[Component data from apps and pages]
Segment Open
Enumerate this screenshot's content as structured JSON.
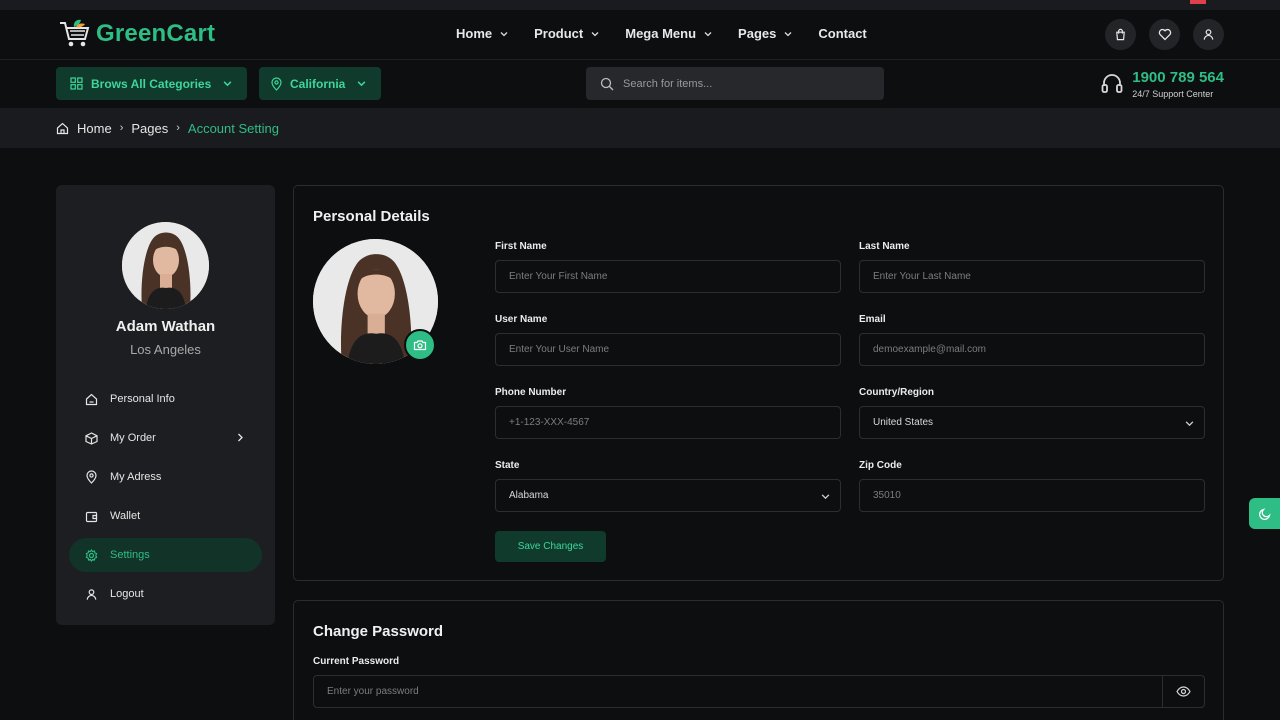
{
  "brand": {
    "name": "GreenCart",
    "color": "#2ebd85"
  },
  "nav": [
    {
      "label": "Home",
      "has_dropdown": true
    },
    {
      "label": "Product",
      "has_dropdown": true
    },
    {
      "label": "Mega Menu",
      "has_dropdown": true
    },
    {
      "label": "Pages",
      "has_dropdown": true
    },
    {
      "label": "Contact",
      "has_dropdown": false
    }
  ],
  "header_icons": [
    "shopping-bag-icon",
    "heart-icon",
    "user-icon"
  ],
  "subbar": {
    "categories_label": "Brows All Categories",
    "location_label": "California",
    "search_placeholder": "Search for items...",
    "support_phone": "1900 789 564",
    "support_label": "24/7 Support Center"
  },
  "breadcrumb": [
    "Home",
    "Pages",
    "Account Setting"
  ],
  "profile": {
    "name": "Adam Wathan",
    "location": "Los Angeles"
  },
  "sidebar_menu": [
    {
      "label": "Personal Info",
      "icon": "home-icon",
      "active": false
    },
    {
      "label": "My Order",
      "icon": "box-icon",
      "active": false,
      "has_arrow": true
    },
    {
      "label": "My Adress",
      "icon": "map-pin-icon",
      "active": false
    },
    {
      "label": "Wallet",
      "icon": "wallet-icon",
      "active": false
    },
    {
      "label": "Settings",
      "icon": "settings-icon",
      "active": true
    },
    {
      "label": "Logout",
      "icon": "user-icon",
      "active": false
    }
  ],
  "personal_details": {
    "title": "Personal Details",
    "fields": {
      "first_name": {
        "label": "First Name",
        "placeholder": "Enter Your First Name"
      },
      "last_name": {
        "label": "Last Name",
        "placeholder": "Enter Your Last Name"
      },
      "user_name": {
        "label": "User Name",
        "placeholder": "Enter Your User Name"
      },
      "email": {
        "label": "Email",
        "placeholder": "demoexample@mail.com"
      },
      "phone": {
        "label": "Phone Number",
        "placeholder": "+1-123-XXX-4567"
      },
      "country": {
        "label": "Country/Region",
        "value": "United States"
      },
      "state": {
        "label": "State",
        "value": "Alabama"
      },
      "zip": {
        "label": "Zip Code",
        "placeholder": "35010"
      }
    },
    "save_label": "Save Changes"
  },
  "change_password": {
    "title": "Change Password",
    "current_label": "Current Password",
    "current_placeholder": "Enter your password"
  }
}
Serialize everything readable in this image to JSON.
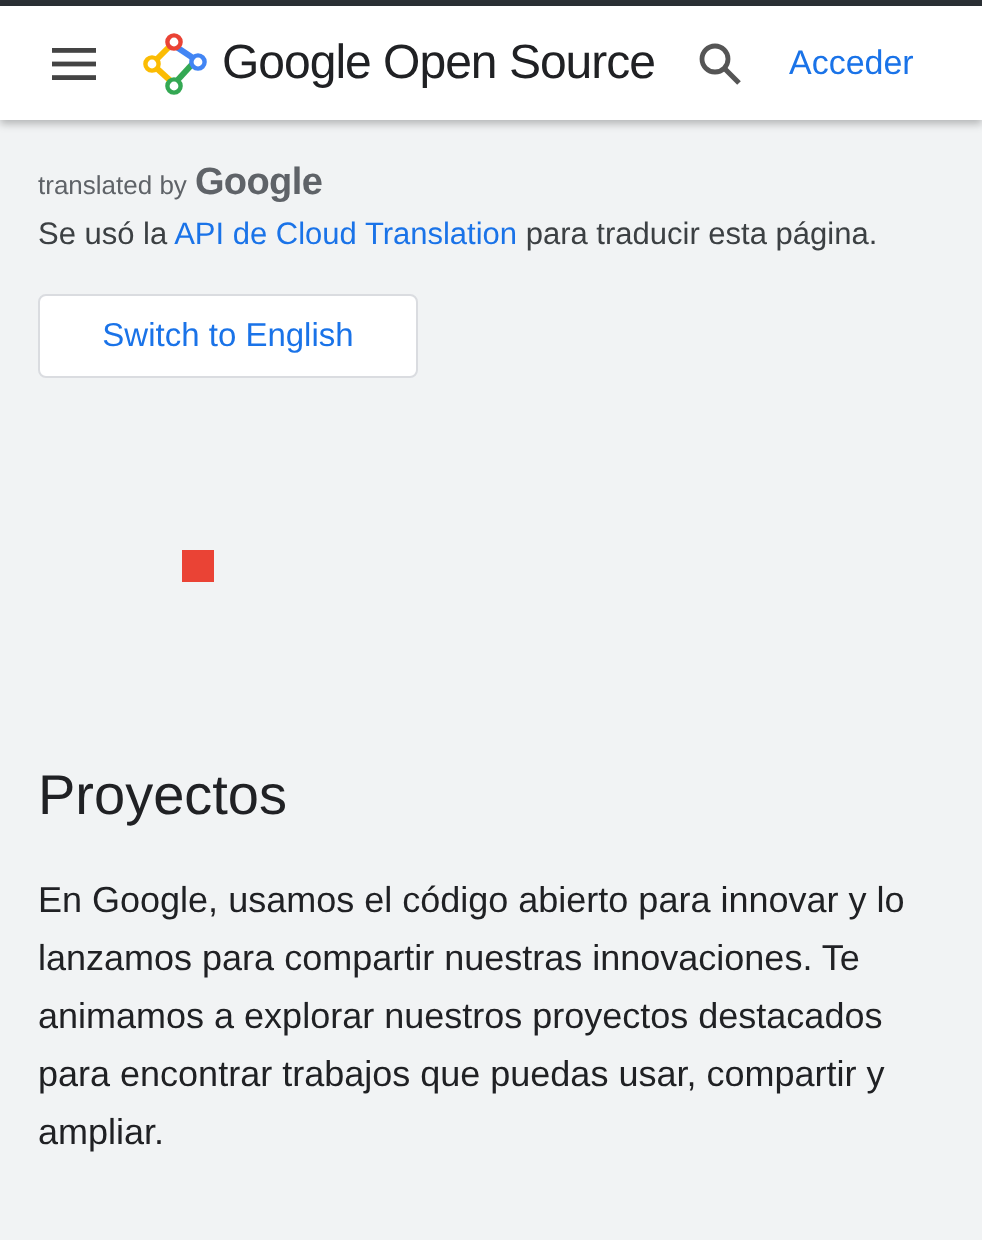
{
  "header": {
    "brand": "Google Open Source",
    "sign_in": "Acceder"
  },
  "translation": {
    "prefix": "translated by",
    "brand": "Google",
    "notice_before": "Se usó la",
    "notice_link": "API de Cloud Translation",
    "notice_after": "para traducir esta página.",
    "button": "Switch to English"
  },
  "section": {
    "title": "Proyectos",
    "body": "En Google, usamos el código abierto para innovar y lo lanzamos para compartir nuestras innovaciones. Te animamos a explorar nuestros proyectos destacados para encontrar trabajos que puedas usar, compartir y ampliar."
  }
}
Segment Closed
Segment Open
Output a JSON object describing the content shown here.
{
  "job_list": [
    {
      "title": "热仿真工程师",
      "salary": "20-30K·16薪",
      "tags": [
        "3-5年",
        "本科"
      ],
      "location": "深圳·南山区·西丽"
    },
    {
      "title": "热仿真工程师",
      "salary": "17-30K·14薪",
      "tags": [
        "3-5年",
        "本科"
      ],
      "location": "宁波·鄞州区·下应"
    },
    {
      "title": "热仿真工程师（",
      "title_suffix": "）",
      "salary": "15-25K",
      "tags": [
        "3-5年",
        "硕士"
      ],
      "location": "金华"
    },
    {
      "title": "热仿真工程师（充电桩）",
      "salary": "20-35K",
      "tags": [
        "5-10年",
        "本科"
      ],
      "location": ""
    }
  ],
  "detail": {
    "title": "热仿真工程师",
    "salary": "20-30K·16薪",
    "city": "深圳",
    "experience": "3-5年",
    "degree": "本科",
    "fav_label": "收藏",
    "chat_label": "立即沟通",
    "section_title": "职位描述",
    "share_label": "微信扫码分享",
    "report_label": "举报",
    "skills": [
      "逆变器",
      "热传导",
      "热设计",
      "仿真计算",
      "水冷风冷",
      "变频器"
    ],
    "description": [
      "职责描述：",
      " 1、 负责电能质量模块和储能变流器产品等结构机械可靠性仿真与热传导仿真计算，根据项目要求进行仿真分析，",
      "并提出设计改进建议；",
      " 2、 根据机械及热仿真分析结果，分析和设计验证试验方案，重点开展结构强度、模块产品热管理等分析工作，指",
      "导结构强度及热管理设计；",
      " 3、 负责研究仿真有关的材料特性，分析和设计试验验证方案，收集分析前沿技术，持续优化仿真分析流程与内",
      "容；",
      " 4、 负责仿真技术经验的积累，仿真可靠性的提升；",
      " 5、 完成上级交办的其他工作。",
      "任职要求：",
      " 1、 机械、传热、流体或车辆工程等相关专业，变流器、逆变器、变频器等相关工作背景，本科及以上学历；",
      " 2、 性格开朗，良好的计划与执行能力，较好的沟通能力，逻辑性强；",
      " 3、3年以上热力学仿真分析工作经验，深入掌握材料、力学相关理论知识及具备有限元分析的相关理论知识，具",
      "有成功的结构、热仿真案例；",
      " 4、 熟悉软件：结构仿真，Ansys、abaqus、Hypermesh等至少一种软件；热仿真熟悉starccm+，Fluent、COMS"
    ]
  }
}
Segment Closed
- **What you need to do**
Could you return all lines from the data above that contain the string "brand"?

- **Response to this exercise**
  "brand": {
    "brand": "Google Open Source",
    "brand": "Google",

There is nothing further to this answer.